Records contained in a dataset

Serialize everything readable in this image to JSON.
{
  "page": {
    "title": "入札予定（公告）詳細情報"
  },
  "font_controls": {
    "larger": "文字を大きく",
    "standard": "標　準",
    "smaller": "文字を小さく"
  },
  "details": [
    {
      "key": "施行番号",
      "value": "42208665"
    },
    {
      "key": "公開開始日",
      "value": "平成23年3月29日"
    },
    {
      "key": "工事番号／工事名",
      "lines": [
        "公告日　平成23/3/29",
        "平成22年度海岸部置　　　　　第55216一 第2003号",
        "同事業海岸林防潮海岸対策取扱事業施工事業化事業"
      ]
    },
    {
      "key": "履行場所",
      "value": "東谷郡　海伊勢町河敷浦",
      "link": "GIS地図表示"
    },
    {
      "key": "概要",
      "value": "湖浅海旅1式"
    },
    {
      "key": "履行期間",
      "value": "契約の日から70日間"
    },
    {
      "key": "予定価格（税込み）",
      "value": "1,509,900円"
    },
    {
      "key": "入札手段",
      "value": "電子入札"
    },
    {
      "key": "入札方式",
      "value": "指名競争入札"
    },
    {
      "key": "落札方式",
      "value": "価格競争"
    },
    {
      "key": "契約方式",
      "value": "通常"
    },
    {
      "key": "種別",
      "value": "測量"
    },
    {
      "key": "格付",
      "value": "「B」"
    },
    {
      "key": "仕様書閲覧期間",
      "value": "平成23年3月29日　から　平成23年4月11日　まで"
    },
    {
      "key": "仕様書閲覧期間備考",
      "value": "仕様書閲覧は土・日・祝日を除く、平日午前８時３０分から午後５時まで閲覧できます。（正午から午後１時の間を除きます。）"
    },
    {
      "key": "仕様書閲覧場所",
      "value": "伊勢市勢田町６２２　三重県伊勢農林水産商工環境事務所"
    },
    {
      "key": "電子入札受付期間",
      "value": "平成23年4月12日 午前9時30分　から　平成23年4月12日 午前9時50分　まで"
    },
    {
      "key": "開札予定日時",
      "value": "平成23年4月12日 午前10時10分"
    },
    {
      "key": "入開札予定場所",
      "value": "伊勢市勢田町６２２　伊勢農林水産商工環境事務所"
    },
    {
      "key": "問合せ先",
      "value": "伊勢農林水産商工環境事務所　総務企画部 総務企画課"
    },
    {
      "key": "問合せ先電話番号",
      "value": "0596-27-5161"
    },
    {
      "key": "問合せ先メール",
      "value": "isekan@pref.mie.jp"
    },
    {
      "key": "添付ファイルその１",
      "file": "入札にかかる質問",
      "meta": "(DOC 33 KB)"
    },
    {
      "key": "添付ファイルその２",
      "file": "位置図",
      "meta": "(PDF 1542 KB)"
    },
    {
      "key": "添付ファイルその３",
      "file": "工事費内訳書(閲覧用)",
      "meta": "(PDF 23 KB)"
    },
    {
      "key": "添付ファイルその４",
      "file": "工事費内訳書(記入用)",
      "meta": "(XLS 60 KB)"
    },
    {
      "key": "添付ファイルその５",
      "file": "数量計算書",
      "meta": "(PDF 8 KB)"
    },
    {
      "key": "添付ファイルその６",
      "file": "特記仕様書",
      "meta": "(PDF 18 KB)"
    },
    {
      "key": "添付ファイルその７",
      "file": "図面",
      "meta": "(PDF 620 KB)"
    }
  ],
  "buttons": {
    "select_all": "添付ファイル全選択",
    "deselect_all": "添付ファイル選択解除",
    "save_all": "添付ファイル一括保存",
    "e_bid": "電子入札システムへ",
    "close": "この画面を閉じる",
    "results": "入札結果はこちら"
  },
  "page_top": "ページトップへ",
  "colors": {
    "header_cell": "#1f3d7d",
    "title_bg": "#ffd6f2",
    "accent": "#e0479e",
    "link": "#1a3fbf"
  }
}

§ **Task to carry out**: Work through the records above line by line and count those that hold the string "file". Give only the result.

§ **Finished exercise**: 7